Friday, June 3, 2016
Among this term’s cases that were not deadlocked due to a missing 9th justice, is Foster v. Chatman.
Mr. Foster is a cognitively challenged black man who has been imprisoned nearly thirty years waiting execution following a murder conviction. The issue before the court was whether Mr. Foster's right to trial before a jury of his peers was defeated through the prosecution’s manipulation of the juror selection process. Mr. Foster, who is African American, argued that the prosecutor impermissibly eliminated black jurors thus creating a biased jury pool. The court, in a seven to one opinion, determined that the prosecution demonstrated racial bias in jury selection and remanded the case to the lower court.
The legal impact of the decision will be limited. Mr. Foster’s lawyers gained access to the thirty-year-old prosecutor’s file which showed, among other discriminatory evidence, a “b” written next to the names of the black prospective jurors. Such blatant evidence is rarely available. With progressively more focus on criminal justice practices that limit or deny civil rights protection to people of color, it is likely that written documentation of exclusionary jury practices no longer appear in prosecutor’s notes. The case is unlikely to influence future discrimination cases except in one regard: it is possible that some judges will scrutinize more closely the Batson claims of prosecutors that there were “ legitimate reasons” for eliminating black jurors. But under the current status of case law favoring prosecutors even enhanced scrutiny is not likely to change discriminatory practices.
In addition, two justices noted, there may be procedural barriers beyond the bias issue that prevent Mr. Foster from receiving a new trial.
But will the prosecutor in question benefit from the passage of time thereby avoiding disciplinary action?
ABA Model Rule 3.8 emphasizes the special duty of prosecutors to assure justice, in addition to their duties to be competent lawyers on behalf of the state.
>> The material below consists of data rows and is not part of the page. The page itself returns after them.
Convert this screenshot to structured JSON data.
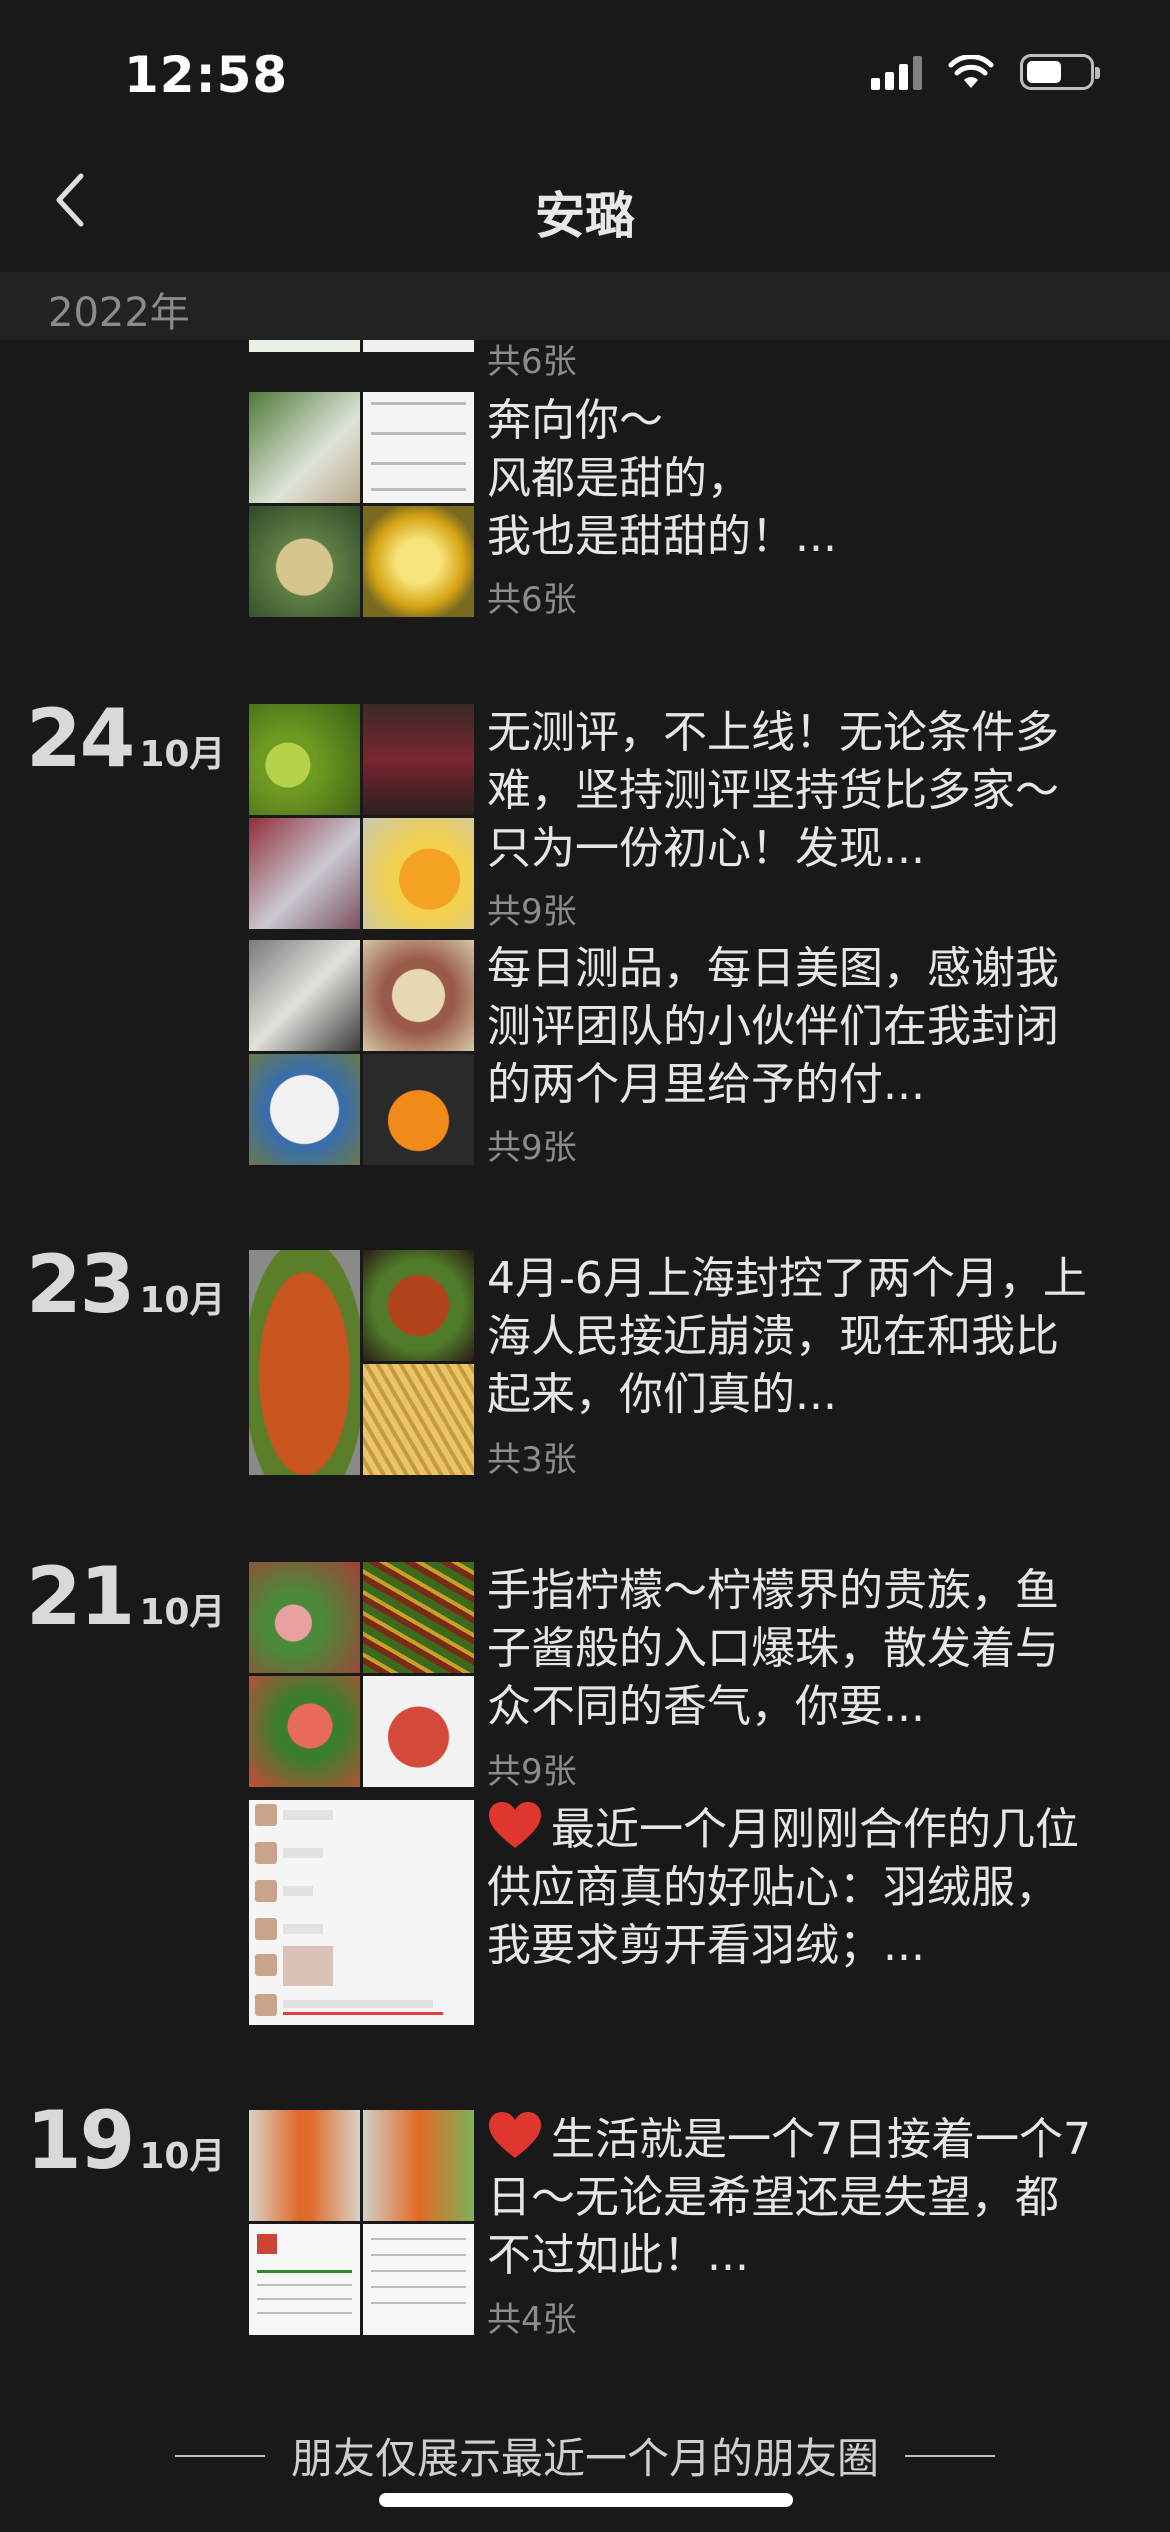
{
  "status_bar": {
    "time": "12:58"
  },
  "nav": {
    "title": "安璐"
  },
  "year": "2022年",
  "posts": [
    {
      "count": "共6张"
    },
    {
      "text": "奔向你～\n风都是甜的，\n我也是甜甜的！...",
      "count": "共6张"
    },
    {
      "day": "24",
      "month": "10月",
      "text": "无测评，不上线！无论条件多难，坚持测评坚持货比多家～只为一份初心！发现...",
      "count": "共9张"
    },
    {
      "text": "每日测品，每日美图，感谢我测评团队的小伙伴们在我封闭的两个月里给予的付...",
      "count": "共9张"
    },
    {
      "day": "23",
      "month": "10月",
      "text": "4月-6月上海封控了两个月，上海人民接近崩溃，现在和我比起来，你们真的...",
      "count": "共3张"
    },
    {
      "day": "21",
      "month": "10月",
      "text": "手指柠檬～柠檬界的贵族，鱼子酱般的入口爆珠，散发着与众不同的香气，你要...",
      "count": "共9张"
    },
    {
      "text": "最近一个月刚刚合作的几位供应商真的好贴心：羽绒服，我要求剪开看羽绒；...",
      "count": ""
    },
    {
      "day": "19",
      "month": "10月",
      "text": "生活就是一个7日接着一个7日～无论是希望还是失望，都不过如此！...",
      "count": "共4张"
    }
  ],
  "footer": {
    "note": "朋友仅展示最近一个月的朋友圈"
  },
  "colors": {
    "background": "#191919",
    "text": "#e6e6e6",
    "muted": "#8c8c8c",
    "heart": "#e0362e"
  }
}
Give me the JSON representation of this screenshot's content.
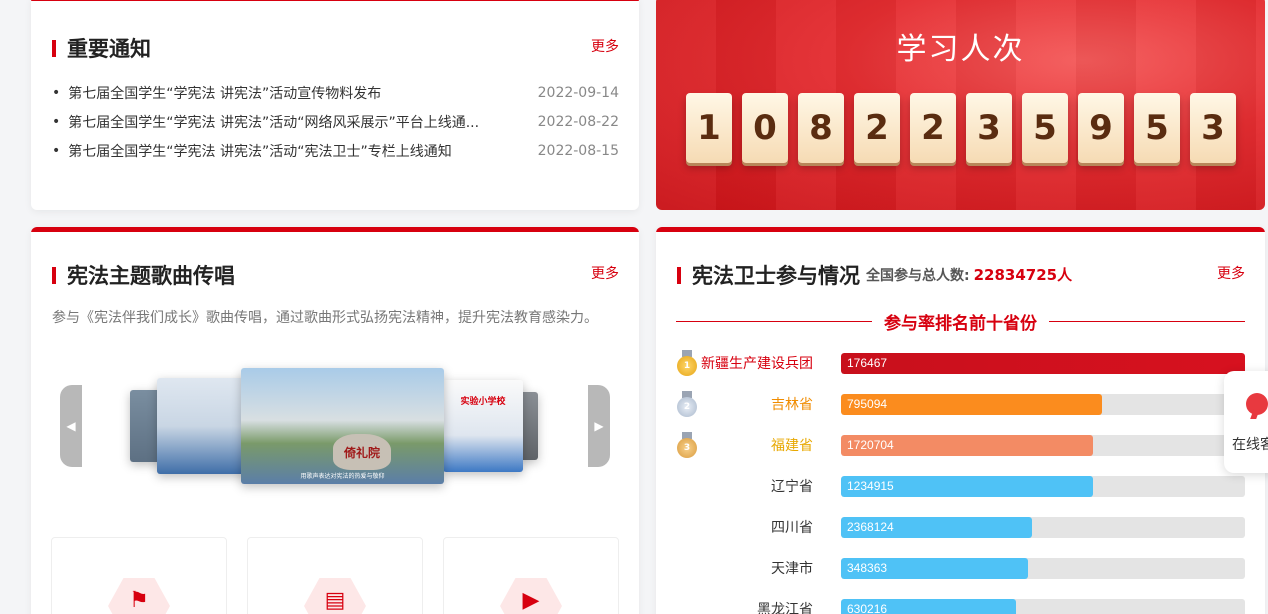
{
  "notice": {
    "title": "重要通知",
    "more": "更多",
    "items": [
      {
        "title": "第七届全国学生“学宪法 讲宪法”活动宣传物料发布",
        "date": "2022-09-14"
      },
      {
        "title": "第七届全国学生“学宪法 讲宪法”活动“网络风采展示”平台上线通...",
        "date": "2022-08-22"
      },
      {
        "title": "第七届全国学生“学宪法 讲宪法”活动“宪法卫士”专栏上线通知",
        "date": "2022-08-15"
      }
    ]
  },
  "counter": {
    "title": "学习人次",
    "digits": [
      "1",
      "0",
      "8",
      "2",
      "2",
      "3",
      "5",
      "9",
      "5",
      "3"
    ]
  },
  "song": {
    "title": "宪法主题歌曲传唱",
    "more": "更多",
    "desc": "参与《宪法伴我们成长》歌曲传唱，通过歌曲形式弘扬宪法精神，提升宪法教育感染力。",
    "stone_text": "倚礼院",
    "school_sign": "实验小学校",
    "caption": "用歌声表达对宪法的热爱与敬仰"
  },
  "guard": {
    "title": "宪法卫士参与情况",
    "more": "更多",
    "total_label": "全国参与总人数:",
    "total_value": "22834725人",
    "subtitle": "参与率排名前十省份",
    "colors": {
      "red": "#d7111f",
      "orange": "#fb8c1e",
      "salmon": "#f38b64",
      "blue": "#4fc2f6"
    },
    "ranks": [
      {
        "name": "新疆生产建设兵团",
        "value": "176467",
        "pct": 100,
        "color": "red",
        "medal": "1",
        "nameColor": "#d7000f"
      },
      {
        "name": "吉林省",
        "value": "795094",
        "pct": 64.5,
        "color": "orange",
        "medal": "2",
        "nameColor": "#f08c00"
      },
      {
        "name": "福建省",
        "value": "1720704",
        "pct": 62.4,
        "color": "salmon",
        "medal": "3",
        "nameColor": "#e8a800"
      },
      {
        "name": "辽宁省",
        "value": "1234915",
        "pct": 62.4,
        "color": "blue",
        "medal": "",
        "nameColor": "#333333"
      },
      {
        "name": "四川省",
        "value": "2368124",
        "pct": 47.3,
        "color": "blue",
        "medal": "",
        "nameColor": "#333333"
      },
      {
        "name": "天津市",
        "value": "348363",
        "pct": 46.3,
        "color": "blue",
        "medal": "",
        "nameColor": "#333333"
      },
      {
        "name": "黑龙江省",
        "value": "630216",
        "pct": 43.3,
        "color": "blue",
        "medal": "",
        "nameColor": "#333333"
      }
    ]
  },
  "service": {
    "label": "在线客服"
  }
}
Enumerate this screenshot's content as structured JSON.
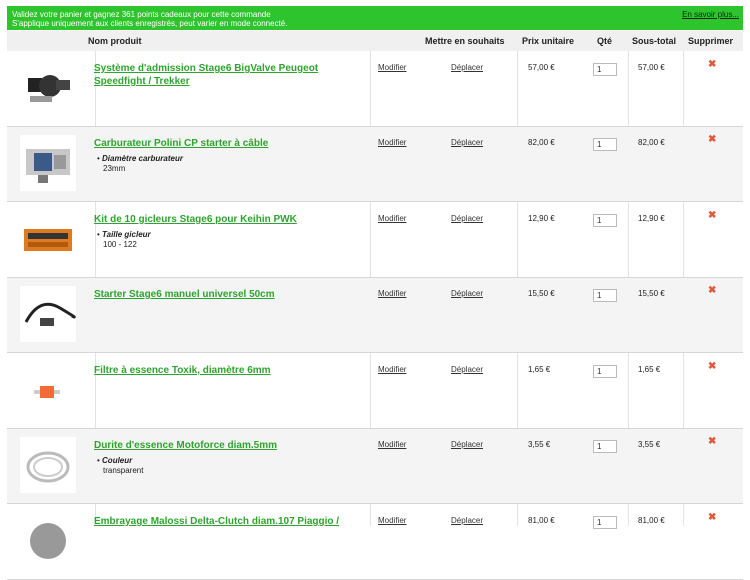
{
  "banner": {
    "line1": "Validez votre panier et gagnez 361 points cadeaux pour cette commande",
    "line2": "S'applique uniquement aux clients enregistrés, peut varier en mode connecté.",
    "more": "En savoir plus..."
  },
  "header": {
    "product": "Nom produit",
    "wishlist": "Mettre en souhaits",
    "unit_price": "Prix unitaire",
    "qty": "Qté",
    "subtotal": "Sous-total",
    "remove": "Supprimer"
  },
  "actions": {
    "modify": "Modifier",
    "move": "Déplacer",
    "remove_icon": "x-icon"
  },
  "colors": {
    "banner": "#2ec42e",
    "product_link": "#2ea42e",
    "remove": "#e05a3a"
  },
  "items": [
    {
      "name": "Système d'admission Stage6 BigValve Peugeot Speedfight / Trekker",
      "option_label": "",
      "option_value": "",
      "price": "57,00 €",
      "qty": "1",
      "subtotal": "57,00 €",
      "icon": "intake-icon"
    },
    {
      "name": "Carburateur Polini CP starter à câble",
      "option_label": "Diamètre carburateur",
      "option_value": "23mm",
      "price": "82,00 €",
      "qty": "1",
      "subtotal": "82,00 €",
      "icon": "carburetor-icon"
    },
    {
      "name": "Kit de 10 gicleurs Stage6 pour Keihin PWK",
      "option_label": "Taille gicleur",
      "option_value": "100 - 122",
      "price": "12,90 €",
      "qty": "1",
      "subtotal": "12,90 €",
      "icon": "jet-kit-icon"
    },
    {
      "name": "Starter Stage6 manuel universel 50cm",
      "option_label": "",
      "option_value": "",
      "price": "15,50 €",
      "qty": "1",
      "subtotal": "15,50 €",
      "icon": "cable-icon"
    },
    {
      "name": "Filtre à essence Toxik, diamètre 6mm",
      "option_label": "",
      "option_value": "",
      "price": "1,65 €",
      "qty": "1",
      "subtotal": "1,65 €",
      "icon": "fuel-filter-icon"
    },
    {
      "name": "Durite d'essence Motoforce diam.5mm",
      "option_label": "Couleur",
      "option_value": "transparent",
      "price": "3,55 €",
      "qty": "1",
      "subtotal": "3,55 €",
      "icon": "fuel-hose-icon"
    },
    {
      "name": "Embrayage Malossi Delta-Clutch diam.107 Piaggio /",
      "option_label": "",
      "option_value": "",
      "price": "81,00 €",
      "qty": "1",
      "subtotal": "81,00 €",
      "icon": "clutch-icon"
    }
  ]
}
Under the rule, prosecutors have a duty to seek and preserve justice as well as to prosecute individuals deemed a threat to the public. Commentary to the rule reads in part: "A prosecutor has the responsibility of a minister of justice and not simply that of an advocate." This includes an obligation to ensure that the defendant receives "procedural justice".
Unlike other model rules, as adopted by the various states, there are relatively few disciplinary decisions sanctioning prosecutors for behavior that frustrates or thwarts justice. The apparent lack of discipline for prosecutors (think of the lack of discipline for the now notorious prosecutor in Making of A Murderer) ignites vigorous law classroom debate. Many disciplinary complaints allege conduct as concerning as that found in the documentary. But even when the facts of the complaint are acknowledged, often no or mild discipline follows.
The ethics discussion typically progresses from one concerning individual cases to the larger problem of whether or not the lack of discipline results from a bias to protect the state. What is the fear behind disciplining wayward prosecutors? Are ethics boards concerned about a flood of complaints that might result in a mirroring of the justice systems overcrowded dockets? If so, that fear must be insufficient to prevent disciplinary boards from applying their independent judgment. Adverse collateral consequences to legal systems must not be a factor in determining whether justice has been manipulated by a key state actor.
My prediction is that among the consequences of holding prosecutors to their dual obligations will be the cheering of those many prosecutors who take their larger responsibilities of ensuring justice to heart.